The Project Gutenberg EBook of The Surprising Adventures of Baron Munchausen, by Rudolph Erich Raspe. An early and persistent version of the genesis of the travels was that they took their origin from the rivalry in fabulous tales of three accomplished students at Göttingen University, Bürger, Kästner, and Lichtenberg; another ran that Gottfried August Bürger, the German poet and author of "Lenore," had at a later stage of his career met Baron Munchausen in Pyrmont and taken down.

Book Description Dedalus, 1993. Brand New. Illustrated with 37 curious engravings from the Baron's own designs, and 5 woodcuts by George Cruikshank. Introduction by David Blow.

Published by Dedalus (1993). ISBN 10: 1873982356 ISBN 13: 9781873982358. Book Description Dedalus, 1993. Ill. bn: 42, Ill. colori: -, Peso: 370 gr. Seller Inventory 2549-AA26.

Hard to Find book
  • Akir
The first part of this book, which is attributed to Raspe, is modestly charming.

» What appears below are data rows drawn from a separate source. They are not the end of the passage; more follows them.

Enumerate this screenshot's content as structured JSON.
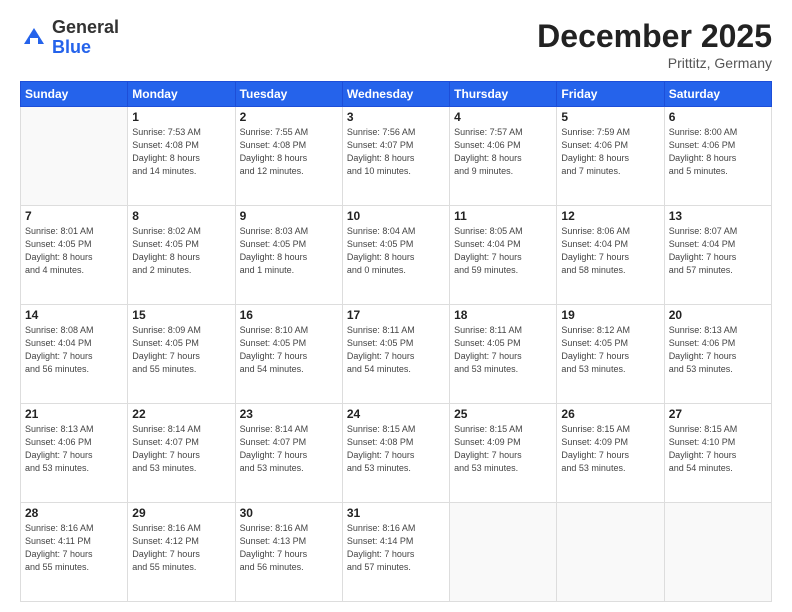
{
  "header": {
    "logo_general": "General",
    "logo_blue": "Blue",
    "month_title": "December 2025",
    "subtitle": "Prittitz, Germany"
  },
  "weekdays": [
    "Sunday",
    "Monday",
    "Tuesday",
    "Wednesday",
    "Thursday",
    "Friday",
    "Saturday"
  ],
  "weeks": [
    [
      {
        "day": "",
        "info": ""
      },
      {
        "day": "1",
        "info": "Sunrise: 7:53 AM\nSunset: 4:08 PM\nDaylight: 8 hours\nand 14 minutes."
      },
      {
        "day": "2",
        "info": "Sunrise: 7:55 AM\nSunset: 4:08 PM\nDaylight: 8 hours\nand 12 minutes."
      },
      {
        "day": "3",
        "info": "Sunrise: 7:56 AM\nSunset: 4:07 PM\nDaylight: 8 hours\nand 10 minutes."
      },
      {
        "day": "4",
        "info": "Sunrise: 7:57 AM\nSunset: 4:06 PM\nDaylight: 8 hours\nand 9 minutes."
      },
      {
        "day": "5",
        "info": "Sunrise: 7:59 AM\nSunset: 4:06 PM\nDaylight: 8 hours\nand 7 minutes."
      },
      {
        "day": "6",
        "info": "Sunrise: 8:00 AM\nSunset: 4:06 PM\nDaylight: 8 hours\nand 5 minutes."
      }
    ],
    [
      {
        "day": "7",
        "info": "Sunrise: 8:01 AM\nSunset: 4:05 PM\nDaylight: 8 hours\nand 4 minutes."
      },
      {
        "day": "8",
        "info": "Sunrise: 8:02 AM\nSunset: 4:05 PM\nDaylight: 8 hours\nand 2 minutes."
      },
      {
        "day": "9",
        "info": "Sunrise: 8:03 AM\nSunset: 4:05 PM\nDaylight: 8 hours\nand 1 minute."
      },
      {
        "day": "10",
        "info": "Sunrise: 8:04 AM\nSunset: 4:05 PM\nDaylight: 8 hours\nand 0 minutes."
      },
      {
        "day": "11",
        "info": "Sunrise: 8:05 AM\nSunset: 4:04 PM\nDaylight: 7 hours\nand 59 minutes."
      },
      {
        "day": "12",
        "info": "Sunrise: 8:06 AM\nSunset: 4:04 PM\nDaylight: 7 hours\nand 58 minutes."
      },
      {
        "day": "13",
        "info": "Sunrise: 8:07 AM\nSunset: 4:04 PM\nDaylight: 7 hours\nand 57 minutes."
      }
    ],
    [
      {
        "day": "14",
        "info": "Sunrise: 8:08 AM\nSunset: 4:04 PM\nDaylight: 7 hours\nand 56 minutes."
      },
      {
        "day": "15",
        "info": "Sunrise: 8:09 AM\nSunset: 4:05 PM\nDaylight: 7 hours\nand 55 minutes."
      },
      {
        "day": "16",
        "info": "Sunrise: 8:10 AM\nSunset: 4:05 PM\nDaylight: 7 hours\nand 54 minutes."
      },
      {
        "day": "17",
        "info": "Sunrise: 8:11 AM\nSunset: 4:05 PM\nDaylight: 7 hours\nand 54 minutes."
      },
      {
        "day": "18",
        "info": "Sunrise: 8:11 AM\nSunset: 4:05 PM\nDaylight: 7 hours\nand 53 minutes."
      },
      {
        "day": "19",
        "info": "Sunrise: 8:12 AM\nSunset: 4:05 PM\nDaylight: 7 hours\nand 53 minutes."
      },
      {
        "day": "20",
        "info": "Sunrise: 8:13 AM\nSunset: 4:06 PM\nDaylight: 7 hours\nand 53 minutes."
      }
    ],
    [
      {
        "day": "21",
        "info": "Sunrise: 8:13 AM\nSunset: 4:06 PM\nDaylight: 7 hours\nand 53 minutes."
      },
      {
        "day": "22",
        "info": "Sunrise: 8:14 AM\nSunset: 4:07 PM\nDaylight: 7 hours\nand 53 minutes."
      },
      {
        "day": "23",
        "info": "Sunrise: 8:14 AM\nSunset: 4:07 PM\nDaylight: 7 hours\nand 53 minutes."
      },
      {
        "day": "24",
        "info": "Sunrise: 8:15 AM\nSunset: 4:08 PM\nDaylight: 7 hours\nand 53 minutes."
      },
      {
        "day": "25",
        "info": "Sunrise: 8:15 AM\nSunset: 4:09 PM\nDaylight: 7 hours\nand 53 minutes."
      },
      {
        "day": "26",
        "info": "Sunrise: 8:15 AM\nSunset: 4:09 PM\nDaylight: 7 hours\nand 53 minutes."
      },
      {
        "day": "27",
        "info": "Sunrise: 8:15 AM\nSunset: 4:10 PM\nDaylight: 7 hours\nand 54 minutes."
      }
    ],
    [
      {
        "day": "28",
        "info": "Sunrise: 8:16 AM\nSunset: 4:11 PM\nDaylight: 7 hours\nand 55 minutes."
      },
      {
        "day": "29",
        "info": "Sunrise: 8:16 AM\nSunset: 4:12 PM\nDaylight: 7 hours\nand 55 minutes."
      },
      {
        "day": "30",
        "info": "Sunrise: 8:16 AM\nSunset: 4:13 PM\nDaylight: 7 hours\nand 56 minutes."
      },
      {
        "day": "31",
        "info": "Sunrise: 8:16 AM\nSunset: 4:14 PM\nDaylight: 7 hours\nand 57 minutes."
      },
      {
        "day": "",
        "info": ""
      },
      {
        "day": "",
        "info": ""
      },
      {
        "day": "",
        "info": ""
      }
    ]
  ]
}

It's narrative tone is original. And it is composed of equal parts boisterousness, bravado, and Germanisms. Of course, it is more incident than plot, but it still has a unique and enjoyable flavor. I would loosely compare it to AC Doyle's "The Adventures of Gerard", although the style here is simpler, more old-fashioned, and it is more of a tall tale.

Raspe has an endearing quality like O. Henry. Perhaps, it is because they were both lovable scoundrels. O. Henry committed bank fraud and took his pen name from one of his guards, while taking the story idea from his cellmate. Raspe was in charge of a museum. He sold the pieces with less artistic merit and escaped to England.

The rest of the book is basically trash written by others capitalizing on the success of Raspe's story in a time when there was no copyright. The narrative tone looses all sense of quality. The plot is so senseless that it randomly involves Gog and Magog. Another scene with giant birds is basically stolen from Sinbad -- it was better in Sinbad. The only slightly funny part is Muchausen's introduction of fudge into an African kingdom.

Borrow the book from your library and read the first part. If you want something more to read, return it and get another book.
  • Keel
This book tells the outrageous adventures of Baron Munchausen from fighting an alligator and a lion singlehandedly to building a gigantic bridge from Africa to England. The book comes in two parts, the first part being generally random shorts, while the second is a more focused account of the Baron's trip to Africa. I like the first part infinitely better than the second, which just got boring to me after a while. Both parts are definitely worth reading, and the book is definitely worth buying.